An identical copy of the listing below is all the answer should contain.

○ ○ ○ ○ ○ ○ ○

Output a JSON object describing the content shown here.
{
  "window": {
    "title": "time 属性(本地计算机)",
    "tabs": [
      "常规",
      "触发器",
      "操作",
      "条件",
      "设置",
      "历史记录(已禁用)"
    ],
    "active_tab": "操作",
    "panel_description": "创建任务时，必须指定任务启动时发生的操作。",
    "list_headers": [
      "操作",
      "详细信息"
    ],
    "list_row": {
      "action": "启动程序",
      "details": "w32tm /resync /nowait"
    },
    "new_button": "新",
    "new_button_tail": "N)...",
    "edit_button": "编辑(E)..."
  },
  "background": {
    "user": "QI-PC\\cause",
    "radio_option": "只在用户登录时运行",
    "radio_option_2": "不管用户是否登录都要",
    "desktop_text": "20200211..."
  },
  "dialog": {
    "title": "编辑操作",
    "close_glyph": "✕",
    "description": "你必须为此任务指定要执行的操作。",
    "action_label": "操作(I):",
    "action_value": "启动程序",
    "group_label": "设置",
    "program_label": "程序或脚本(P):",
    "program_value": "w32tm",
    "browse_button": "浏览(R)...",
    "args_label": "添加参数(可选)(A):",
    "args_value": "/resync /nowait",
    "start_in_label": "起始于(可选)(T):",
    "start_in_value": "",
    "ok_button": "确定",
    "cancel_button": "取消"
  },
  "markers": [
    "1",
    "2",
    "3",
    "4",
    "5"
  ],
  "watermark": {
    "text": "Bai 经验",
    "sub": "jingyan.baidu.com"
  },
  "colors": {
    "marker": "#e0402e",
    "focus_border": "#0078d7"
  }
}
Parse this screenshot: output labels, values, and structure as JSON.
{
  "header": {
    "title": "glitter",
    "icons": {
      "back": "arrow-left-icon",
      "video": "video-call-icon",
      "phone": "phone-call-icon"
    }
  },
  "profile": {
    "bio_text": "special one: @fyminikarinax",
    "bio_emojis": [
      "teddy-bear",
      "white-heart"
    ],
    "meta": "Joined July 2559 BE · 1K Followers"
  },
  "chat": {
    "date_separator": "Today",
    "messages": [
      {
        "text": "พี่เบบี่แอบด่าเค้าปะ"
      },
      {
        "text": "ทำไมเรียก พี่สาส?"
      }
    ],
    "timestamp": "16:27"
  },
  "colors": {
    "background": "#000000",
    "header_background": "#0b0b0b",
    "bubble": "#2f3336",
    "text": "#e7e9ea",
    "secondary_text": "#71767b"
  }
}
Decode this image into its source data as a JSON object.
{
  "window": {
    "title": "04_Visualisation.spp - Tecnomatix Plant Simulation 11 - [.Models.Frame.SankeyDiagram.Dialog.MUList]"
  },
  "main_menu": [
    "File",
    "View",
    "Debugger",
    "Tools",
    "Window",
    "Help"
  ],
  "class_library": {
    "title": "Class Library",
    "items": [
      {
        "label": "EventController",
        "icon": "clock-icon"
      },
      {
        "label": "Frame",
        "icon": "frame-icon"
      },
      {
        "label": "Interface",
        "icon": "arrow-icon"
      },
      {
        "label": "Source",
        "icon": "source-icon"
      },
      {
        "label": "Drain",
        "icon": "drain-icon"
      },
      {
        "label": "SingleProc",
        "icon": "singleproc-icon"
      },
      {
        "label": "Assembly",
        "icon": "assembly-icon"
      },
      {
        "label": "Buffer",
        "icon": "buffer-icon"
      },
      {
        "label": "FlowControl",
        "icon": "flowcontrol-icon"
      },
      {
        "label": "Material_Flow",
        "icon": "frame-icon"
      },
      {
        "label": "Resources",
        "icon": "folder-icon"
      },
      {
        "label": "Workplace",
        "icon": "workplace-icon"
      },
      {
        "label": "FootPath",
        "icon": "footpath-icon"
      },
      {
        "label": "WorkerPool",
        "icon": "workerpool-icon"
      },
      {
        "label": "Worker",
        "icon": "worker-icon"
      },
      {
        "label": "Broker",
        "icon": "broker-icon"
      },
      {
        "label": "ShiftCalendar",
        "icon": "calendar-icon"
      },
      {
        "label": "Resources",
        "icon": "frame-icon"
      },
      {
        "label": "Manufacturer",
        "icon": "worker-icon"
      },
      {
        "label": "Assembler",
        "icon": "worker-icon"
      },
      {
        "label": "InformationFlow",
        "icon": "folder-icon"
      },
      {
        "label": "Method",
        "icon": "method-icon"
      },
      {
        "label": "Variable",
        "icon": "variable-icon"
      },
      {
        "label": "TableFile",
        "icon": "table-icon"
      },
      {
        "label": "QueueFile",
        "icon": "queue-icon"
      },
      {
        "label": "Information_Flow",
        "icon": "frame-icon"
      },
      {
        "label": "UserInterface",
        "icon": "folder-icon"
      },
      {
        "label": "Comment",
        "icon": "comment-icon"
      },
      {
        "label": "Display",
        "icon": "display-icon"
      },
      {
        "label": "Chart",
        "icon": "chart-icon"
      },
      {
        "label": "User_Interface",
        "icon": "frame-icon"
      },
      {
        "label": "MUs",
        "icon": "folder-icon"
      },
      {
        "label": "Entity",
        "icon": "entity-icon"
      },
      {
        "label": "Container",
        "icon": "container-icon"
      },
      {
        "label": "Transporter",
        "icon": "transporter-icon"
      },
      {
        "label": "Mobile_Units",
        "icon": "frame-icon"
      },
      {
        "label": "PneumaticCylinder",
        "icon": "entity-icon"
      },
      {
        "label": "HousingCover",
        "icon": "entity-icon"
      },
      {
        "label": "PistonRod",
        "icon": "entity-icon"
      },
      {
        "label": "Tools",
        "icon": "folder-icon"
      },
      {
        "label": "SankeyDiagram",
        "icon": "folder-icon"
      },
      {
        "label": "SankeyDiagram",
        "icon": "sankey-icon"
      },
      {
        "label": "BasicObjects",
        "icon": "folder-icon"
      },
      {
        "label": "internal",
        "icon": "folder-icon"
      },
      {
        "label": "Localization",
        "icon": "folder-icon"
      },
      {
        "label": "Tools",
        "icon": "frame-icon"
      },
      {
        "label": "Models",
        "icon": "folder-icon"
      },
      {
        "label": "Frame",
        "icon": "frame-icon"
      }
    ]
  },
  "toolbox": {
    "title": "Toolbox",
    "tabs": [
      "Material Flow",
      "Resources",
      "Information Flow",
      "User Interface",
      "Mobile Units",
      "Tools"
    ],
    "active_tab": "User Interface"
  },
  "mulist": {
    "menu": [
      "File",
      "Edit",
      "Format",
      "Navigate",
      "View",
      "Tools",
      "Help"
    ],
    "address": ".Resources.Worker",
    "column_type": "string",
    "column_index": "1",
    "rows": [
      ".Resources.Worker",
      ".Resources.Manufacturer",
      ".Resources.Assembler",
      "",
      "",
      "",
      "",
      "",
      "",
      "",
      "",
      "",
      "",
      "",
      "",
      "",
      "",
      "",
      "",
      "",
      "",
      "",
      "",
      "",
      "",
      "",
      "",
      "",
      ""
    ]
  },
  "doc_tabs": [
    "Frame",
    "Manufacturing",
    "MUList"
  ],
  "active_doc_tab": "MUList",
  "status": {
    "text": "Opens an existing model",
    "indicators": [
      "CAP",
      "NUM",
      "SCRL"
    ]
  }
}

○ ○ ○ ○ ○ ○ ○

• **Solution to this exercise**
Output a JSON object describing the content shown here.
{
  "window": {
    "title": "time 属性(本地计算机)",
    "tabs": [
      "常规",
      "触发器",
      "操作",
      "条件",
      "设置",
      "历史记录(已禁用)"
    ],
    "active_tab": "操作",
    "panel_description": "创建任务时，必须指定任务启动时发生的操作。",
    "list_headers": [
      "操作",
      "详细信息"
    ],
    "list_row": {
      "action": "启动程序",
      "details": "w32tm /resync /nowait"
    },
    "new_button": "新",
    "new_button_tail": "N)...",
    "edit_button": "编辑(E)..."
  },
  "background": {
    "user": "QI-PC\\cause",
    "radio_option": "只在用户登录时运行",
    "radio_option_2": "不管用户是否登录都要",
    "desktop_text": "20200211..."
  },
  "dialog": {
    "title": "编辑操作",
    "close_glyph": "✕",
    "description": "你必须为此任务指定要执行的操作。",
    "action_label": "操作(I):",
    "action_value": "启动程序",
    "group_label": "设置",
    "program_label": "程序或脚本(P):",
    "program_value": "w32tm",
    "browse_button": "浏览(R)...",
    "args_label": "添加参数(可选)(A):",
    "args_value": "/resync /nowait",
    "start_in_label": "起始于(可选)(T):",
    "start_in_value": "",
    "ok_button": "确定",
    "cancel_button": "取消"
  },
  "markers": [
    "1",
    "2",
    "3",
    "4",
    "5"
  ],
  "watermark": {
    "text": "Bai 经验",
    "sub": "jingyan.baidu.com"
  },
  "colors": {
    "marker": "#e0402e",
    "focus_border": "#0078d7"
  }
}
Parse this screenshot: output labels, values, and structure as JSON.
{
  "header": {
    "title": "glitter",
    "icons": {
      "back": "arrow-left-icon",
      "video": "video-call-icon",
      "phone": "phone-call-icon"
    }
  },
  "profile": {
    "bio_text": "special one: @fyminikarinax",
    "bio_emojis": [
      "teddy-bear",
      "white-heart"
    ],
    "meta": "Joined July 2559 BE · 1K Followers"
  },
  "chat": {
    "date_separator": "Today",
    "messages": [
      {
        "text": "พี่เบบี่แอบด่าเค้าปะ"
      },
      {
        "text": "ทำไมเรียก พี่สาส?"
      }
    ],
    "timestamp": "16:27"
  },
  "colors": {
    "background": "#000000",
    "header_background": "#0b0b0b",
    "bubble": "#2f3336",
    "text": "#e7e9ea",
    "secondary_text": "#71767b"
  }
}
Decode this image into its source data as a JSON object.
{
  "window": {
    "title": "04_Visualisation.spp - Tecnomatix Plant Simulation 11 - [.Models.Frame.SankeyDiagram.Dialog.MUList]"
  },
  "main_menu": [
    "File",
    "View",
    "Debugger",
    "Tools",
    "Window",
    "Help"
  ],
  "class_library": {
    "title": "Class Library",
    "items": [
      {
        "label": "EventController",
        "icon": "clock-icon"
      },
      {
        "label": "Frame",
        "icon": "frame-icon"
      },
      {
        "label": "Interface",
        "icon": "arrow-icon"
      },
      {
        "label": "Source",
        "icon": "source-icon"
      },
      {
        "label": "Drain",
        "icon": "drain-icon"
      },
      {
        "label": "SingleProc",
        "icon": "singleproc-icon"
      },
      {
        "label": "Assembly",
        "icon": "assembly-icon"
      },
      {
        "label": "Buffer",
        "icon": "buffer-icon"
      },
      {
        "label": "FlowControl",
        "icon": "flowcontrol-icon"
      },
      {
        "label": "Material_Flow",
        "icon": "frame-icon"
      },
      {
        "label": "Resources",
        "icon": "folder-icon"
      },
      {
        "label": "Workplace",
        "icon": "workplace-icon"
      },
      {
        "label": "FootPath",
        "icon": "footpath-icon"
      },
      {
        "label": "WorkerPool",
        "icon": "workerpool-icon"
      },
      {
        "label": "Worker",
        "icon": "worker-icon"
      },
      {
        "label": "Broker",
        "icon": "broker-icon"
      },
      {
        "label": "ShiftCalendar",
        "icon": "calendar-icon"
      },
      {
        "label": "Resources",
        "icon": "frame-icon"
      },
      {
        "label": "Manufacturer",
        "icon": "worker-icon"
      },
      {
        "label": "Assembler",
        "icon": "worker-icon"
      },
      {
        "label": "InformationFlow",
        "icon": "folder-icon"
      },
      {
        "label": "Method",
        "icon": "method-icon"
      },
      {
        "label": "Variable",
        "icon": "variable-icon"
      },
      {
        "label": "TableFile",
        "icon": "table-icon"
      },
      {
        "label": "QueueFile",
        "icon": "queue-icon"
      },
      {
        "label": "Information_Flow",
        "icon": "frame-icon"
      },
      {
        "label": "UserInterface",
        "icon": "folder-icon"
      },
      {
        "label": "Comment",
        "icon": "comment-icon"
      },
      {
        "label": "Display",
        "icon": "display-icon"
      },
      {
        "label": "Chart",
        "icon": "chart-icon"
      },
      {
        "label": "User_Interface",
        "icon": "frame-icon"
      },
      {
        "label": "MUs",
        "icon": "folder-icon"
      },
      {
        "label": "Entity",
        "icon": "entity-icon"
      },
      {
        "label": "Container",
        "icon": "container-icon"
      },
      {
        "label": "Transporter",
        "icon": "transporter-icon"
      },
      {
        "label": "Mobile_Units",
        "icon": "frame-icon"
      },
      {
        "label": "PneumaticCylinder",
        "icon": "entity-icon"
      },
      {
        "label": "HousingCover",
        "icon": "entity-icon"
      },
      {
        "label": "PistonRod",
        "icon": "entity-icon"
      },
      {
        "label": "Tools",
        "icon": "folder-icon"
      },
      {
        "label": "SankeyDiagram",
        "icon": "folder-icon"
      },
      {
        "label": "SankeyDiagram",
        "icon": "sankey-icon"
      },
      {
        "label": "BasicObjects",
        "icon": "folder-icon"
      },
      {
        "label": "internal",
        "icon": "folder-icon"
      },
      {
        "label": "Localization",
        "icon": "folder-icon"
      },
      {
        "label": "Tools",
        "icon": "frame-icon"
      },
      {
        "label": "Models",
        "icon": "folder-icon"
      },
      {
        "label": "Frame",
        "icon": "frame-icon"
      }
    ]
  },
  "toolbox": {
    "title": "Toolbox",
    "tabs": [
      "Material Flow",
      "Resources",
      "Information Flow",
      "User Interface",
      "Mobile Units",
      "Tools"
    ],
    "active_tab": "User Interface"
  },
  "mulist": {
    "menu": [
      "File",
      "Edit",
      "Format",
      "Navigate",
      "View",
      "Tools",
      "Help"
    ],
    "address": ".Resources.Worker",
    "column_type": "string",
    "column_index": "1",
    "rows": [
      ".Resources.Worker",
      ".Resources.Manufacturer",
      ".Resources.Assembler",
      "",
      "",
      "",
      "",
      "",
      "",
      "",
      "",
      "",
      "",
      "",
      "",
      "",
      "",
      "",
      "",
      "",
      "",
      "",
      "",
      "",
      "",
      "",
      "",
      "",
      ""
    ]
  },
  "doc_tabs": [
    "Frame",
    "Manufacturing",
    "MUList"
  ],
  "active_doc_tab": "MUList",
  "status": {
    "text": "Opens an existing model",
    "indicators": [
      "CAP",
      "NUM",
      "SCRL"
    ]
  }
}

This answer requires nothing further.